- [Task]: From the records below, find each line with the string "isim" and copy it.

- [Provided entries]:
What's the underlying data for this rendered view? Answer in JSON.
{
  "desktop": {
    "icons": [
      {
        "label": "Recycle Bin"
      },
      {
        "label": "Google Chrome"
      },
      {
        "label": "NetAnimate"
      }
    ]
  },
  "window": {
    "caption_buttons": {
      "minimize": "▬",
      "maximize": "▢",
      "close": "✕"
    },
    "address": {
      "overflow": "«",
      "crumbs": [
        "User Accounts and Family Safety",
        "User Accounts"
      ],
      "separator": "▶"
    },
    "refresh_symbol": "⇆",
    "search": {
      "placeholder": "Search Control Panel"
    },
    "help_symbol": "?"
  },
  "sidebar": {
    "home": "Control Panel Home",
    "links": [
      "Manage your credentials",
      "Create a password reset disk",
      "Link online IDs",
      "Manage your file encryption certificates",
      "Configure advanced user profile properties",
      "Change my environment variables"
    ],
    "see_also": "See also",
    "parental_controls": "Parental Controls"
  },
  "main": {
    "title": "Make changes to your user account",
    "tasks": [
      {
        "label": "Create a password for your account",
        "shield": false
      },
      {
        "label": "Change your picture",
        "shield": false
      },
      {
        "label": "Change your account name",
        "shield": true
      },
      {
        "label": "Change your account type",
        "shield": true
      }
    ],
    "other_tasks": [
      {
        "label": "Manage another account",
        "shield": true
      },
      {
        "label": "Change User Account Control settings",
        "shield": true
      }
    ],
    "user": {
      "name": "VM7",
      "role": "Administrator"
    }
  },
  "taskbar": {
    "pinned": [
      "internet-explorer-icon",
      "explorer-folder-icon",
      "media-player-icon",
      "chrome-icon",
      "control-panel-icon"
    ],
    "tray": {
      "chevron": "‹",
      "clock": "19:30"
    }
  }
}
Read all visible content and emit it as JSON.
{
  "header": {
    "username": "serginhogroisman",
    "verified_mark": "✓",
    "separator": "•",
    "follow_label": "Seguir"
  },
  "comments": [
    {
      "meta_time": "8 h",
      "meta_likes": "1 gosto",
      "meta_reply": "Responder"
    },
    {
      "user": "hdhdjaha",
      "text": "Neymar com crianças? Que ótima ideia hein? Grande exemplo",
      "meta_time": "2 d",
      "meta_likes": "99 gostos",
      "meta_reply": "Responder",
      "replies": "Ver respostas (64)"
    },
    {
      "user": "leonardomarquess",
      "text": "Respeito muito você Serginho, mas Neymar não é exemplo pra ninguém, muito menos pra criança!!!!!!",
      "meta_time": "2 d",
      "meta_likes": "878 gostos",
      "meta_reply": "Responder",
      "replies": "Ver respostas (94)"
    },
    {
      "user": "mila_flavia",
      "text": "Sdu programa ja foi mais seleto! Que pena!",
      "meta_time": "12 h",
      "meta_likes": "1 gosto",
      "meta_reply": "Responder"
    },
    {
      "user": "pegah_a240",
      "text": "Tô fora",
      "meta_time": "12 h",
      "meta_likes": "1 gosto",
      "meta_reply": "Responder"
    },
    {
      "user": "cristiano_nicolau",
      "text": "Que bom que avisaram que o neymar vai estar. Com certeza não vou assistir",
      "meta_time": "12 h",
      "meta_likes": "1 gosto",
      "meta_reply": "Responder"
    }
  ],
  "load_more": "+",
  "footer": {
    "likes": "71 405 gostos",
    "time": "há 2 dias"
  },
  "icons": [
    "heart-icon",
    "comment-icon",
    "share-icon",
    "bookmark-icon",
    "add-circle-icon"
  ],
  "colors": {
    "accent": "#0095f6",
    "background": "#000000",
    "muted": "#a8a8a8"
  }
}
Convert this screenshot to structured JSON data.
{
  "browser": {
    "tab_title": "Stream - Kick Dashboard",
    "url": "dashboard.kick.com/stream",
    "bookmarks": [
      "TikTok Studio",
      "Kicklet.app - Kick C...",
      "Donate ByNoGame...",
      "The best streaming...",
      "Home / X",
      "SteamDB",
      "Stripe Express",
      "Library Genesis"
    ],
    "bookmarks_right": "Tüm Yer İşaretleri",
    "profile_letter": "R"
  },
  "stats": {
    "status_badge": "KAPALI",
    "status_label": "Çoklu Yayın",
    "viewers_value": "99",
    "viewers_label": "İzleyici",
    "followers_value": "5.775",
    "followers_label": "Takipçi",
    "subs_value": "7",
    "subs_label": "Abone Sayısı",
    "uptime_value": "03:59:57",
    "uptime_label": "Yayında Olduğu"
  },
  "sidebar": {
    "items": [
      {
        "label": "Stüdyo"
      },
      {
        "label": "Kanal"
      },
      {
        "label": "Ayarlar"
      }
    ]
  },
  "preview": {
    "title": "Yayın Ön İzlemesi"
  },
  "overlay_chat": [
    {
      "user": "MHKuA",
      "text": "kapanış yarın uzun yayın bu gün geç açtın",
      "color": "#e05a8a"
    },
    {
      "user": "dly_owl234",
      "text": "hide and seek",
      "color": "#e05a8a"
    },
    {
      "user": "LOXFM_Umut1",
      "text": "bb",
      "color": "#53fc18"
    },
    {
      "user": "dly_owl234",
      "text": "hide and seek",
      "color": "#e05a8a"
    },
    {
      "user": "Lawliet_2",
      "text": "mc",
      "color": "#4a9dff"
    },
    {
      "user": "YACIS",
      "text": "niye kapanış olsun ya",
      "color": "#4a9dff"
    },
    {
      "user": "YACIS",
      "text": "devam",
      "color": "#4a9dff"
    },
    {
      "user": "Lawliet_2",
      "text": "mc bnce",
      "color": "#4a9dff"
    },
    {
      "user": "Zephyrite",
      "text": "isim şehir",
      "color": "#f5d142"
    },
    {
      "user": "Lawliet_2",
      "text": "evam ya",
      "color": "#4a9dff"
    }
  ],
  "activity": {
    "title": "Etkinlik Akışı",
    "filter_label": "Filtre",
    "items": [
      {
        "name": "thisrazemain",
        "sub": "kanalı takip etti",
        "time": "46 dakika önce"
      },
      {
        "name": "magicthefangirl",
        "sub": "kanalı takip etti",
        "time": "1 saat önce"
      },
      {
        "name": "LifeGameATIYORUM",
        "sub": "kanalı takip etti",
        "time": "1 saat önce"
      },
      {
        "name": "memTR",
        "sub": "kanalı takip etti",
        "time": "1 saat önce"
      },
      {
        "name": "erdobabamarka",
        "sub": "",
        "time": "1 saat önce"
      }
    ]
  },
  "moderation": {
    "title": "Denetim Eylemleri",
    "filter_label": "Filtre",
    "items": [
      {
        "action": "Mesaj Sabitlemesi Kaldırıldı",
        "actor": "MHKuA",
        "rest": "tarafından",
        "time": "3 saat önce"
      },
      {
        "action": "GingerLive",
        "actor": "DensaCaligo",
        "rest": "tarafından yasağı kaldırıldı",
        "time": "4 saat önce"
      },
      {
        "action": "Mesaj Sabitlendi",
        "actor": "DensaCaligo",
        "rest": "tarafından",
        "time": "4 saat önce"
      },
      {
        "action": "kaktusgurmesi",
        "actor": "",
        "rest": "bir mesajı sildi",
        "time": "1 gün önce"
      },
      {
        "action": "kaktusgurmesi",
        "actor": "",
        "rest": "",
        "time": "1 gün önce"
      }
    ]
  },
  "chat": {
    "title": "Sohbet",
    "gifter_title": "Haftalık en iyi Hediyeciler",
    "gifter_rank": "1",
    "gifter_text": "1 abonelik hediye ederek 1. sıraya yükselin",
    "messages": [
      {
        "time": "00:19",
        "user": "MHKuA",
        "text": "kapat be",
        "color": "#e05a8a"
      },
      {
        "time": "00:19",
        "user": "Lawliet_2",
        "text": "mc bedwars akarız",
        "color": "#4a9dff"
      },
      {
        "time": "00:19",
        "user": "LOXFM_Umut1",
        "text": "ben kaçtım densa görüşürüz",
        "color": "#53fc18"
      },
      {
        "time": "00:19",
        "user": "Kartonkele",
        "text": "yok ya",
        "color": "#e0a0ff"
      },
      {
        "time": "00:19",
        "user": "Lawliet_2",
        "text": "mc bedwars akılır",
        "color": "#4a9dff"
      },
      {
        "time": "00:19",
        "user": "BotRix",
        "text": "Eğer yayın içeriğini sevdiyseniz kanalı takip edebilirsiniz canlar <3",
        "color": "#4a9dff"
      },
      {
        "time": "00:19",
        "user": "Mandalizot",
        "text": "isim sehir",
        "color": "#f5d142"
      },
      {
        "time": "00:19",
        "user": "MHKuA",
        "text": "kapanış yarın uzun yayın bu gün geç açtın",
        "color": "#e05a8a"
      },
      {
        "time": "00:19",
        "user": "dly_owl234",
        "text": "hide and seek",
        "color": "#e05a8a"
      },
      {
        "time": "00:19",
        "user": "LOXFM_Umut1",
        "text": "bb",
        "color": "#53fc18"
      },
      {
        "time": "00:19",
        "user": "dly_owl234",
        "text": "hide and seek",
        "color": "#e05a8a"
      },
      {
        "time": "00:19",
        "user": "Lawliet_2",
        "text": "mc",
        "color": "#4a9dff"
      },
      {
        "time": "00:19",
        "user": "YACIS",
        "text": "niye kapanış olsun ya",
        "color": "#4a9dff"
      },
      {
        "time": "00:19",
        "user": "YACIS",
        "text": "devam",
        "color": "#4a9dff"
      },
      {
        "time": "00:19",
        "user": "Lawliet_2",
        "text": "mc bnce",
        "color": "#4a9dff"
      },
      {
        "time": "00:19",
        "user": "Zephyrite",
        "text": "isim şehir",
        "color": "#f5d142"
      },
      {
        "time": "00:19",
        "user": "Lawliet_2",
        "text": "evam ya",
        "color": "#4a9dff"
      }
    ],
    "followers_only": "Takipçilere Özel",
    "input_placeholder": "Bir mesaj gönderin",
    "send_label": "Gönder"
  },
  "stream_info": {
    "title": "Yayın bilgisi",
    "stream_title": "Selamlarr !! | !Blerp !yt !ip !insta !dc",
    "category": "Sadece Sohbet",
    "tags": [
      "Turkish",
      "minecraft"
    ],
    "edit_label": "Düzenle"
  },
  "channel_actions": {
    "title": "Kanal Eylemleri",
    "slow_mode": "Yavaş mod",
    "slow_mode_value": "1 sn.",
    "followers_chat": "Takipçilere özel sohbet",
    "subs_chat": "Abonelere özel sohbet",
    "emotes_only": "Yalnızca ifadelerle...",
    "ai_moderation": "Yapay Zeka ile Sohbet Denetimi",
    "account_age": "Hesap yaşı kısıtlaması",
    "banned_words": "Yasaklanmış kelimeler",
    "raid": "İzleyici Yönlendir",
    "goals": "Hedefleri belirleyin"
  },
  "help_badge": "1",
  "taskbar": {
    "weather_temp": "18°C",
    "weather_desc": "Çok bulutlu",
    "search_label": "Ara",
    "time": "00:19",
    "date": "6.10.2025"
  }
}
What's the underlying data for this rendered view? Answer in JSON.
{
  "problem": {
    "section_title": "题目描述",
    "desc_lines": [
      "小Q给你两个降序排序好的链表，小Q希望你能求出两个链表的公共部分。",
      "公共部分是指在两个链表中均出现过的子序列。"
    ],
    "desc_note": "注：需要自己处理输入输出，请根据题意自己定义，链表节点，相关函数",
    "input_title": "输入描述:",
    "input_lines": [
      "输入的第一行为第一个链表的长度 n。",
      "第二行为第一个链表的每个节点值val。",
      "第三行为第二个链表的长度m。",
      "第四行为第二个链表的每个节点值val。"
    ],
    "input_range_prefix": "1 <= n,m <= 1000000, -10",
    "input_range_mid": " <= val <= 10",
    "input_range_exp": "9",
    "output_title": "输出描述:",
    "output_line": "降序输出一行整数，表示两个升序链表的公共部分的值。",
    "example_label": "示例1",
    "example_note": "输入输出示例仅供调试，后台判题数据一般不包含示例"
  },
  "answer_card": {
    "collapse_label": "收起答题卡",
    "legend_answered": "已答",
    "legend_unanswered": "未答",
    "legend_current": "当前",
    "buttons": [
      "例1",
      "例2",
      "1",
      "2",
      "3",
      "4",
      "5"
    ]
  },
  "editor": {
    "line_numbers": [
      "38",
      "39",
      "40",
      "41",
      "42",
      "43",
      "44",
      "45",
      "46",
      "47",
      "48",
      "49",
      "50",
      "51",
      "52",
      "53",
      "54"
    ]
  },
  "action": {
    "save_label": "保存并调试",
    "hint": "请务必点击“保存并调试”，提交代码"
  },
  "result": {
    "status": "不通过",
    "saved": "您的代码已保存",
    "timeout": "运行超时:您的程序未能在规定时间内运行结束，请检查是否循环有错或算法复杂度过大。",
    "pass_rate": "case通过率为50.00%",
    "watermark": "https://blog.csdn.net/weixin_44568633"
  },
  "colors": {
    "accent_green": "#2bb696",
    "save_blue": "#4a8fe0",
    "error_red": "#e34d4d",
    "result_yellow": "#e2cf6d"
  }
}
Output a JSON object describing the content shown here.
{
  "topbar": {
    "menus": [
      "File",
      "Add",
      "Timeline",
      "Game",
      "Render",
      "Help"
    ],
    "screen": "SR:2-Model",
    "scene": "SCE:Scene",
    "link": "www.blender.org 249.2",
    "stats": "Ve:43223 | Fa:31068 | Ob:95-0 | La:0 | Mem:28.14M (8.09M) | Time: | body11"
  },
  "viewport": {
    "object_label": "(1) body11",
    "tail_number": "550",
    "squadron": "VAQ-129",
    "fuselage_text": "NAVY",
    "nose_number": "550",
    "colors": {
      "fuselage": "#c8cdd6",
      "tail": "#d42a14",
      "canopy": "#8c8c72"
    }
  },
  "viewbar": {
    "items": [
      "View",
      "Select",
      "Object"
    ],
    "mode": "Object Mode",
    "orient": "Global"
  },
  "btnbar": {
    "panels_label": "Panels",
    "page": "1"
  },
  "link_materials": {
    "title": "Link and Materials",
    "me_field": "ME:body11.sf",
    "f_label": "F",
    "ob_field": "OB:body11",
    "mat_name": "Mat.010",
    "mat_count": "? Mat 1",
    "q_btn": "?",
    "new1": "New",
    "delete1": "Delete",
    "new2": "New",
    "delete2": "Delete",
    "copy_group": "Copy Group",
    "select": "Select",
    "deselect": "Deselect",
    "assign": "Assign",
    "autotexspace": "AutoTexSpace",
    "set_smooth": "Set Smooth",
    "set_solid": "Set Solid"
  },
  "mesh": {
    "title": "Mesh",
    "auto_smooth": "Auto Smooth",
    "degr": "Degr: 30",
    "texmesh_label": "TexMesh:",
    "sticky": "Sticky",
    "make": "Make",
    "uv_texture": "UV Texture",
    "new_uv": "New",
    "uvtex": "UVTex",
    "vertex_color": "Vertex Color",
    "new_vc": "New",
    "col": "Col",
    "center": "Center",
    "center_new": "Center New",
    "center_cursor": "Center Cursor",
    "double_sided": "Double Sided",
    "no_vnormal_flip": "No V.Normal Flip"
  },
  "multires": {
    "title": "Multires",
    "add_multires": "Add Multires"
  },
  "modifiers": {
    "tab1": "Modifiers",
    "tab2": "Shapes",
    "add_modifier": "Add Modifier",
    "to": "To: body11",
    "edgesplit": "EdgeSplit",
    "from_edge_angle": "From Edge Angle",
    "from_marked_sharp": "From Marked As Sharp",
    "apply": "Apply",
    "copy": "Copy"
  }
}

- [Output below]:
      "text": "isim şehir",
        "text": "isim sehir",
        "text": "isim şehir",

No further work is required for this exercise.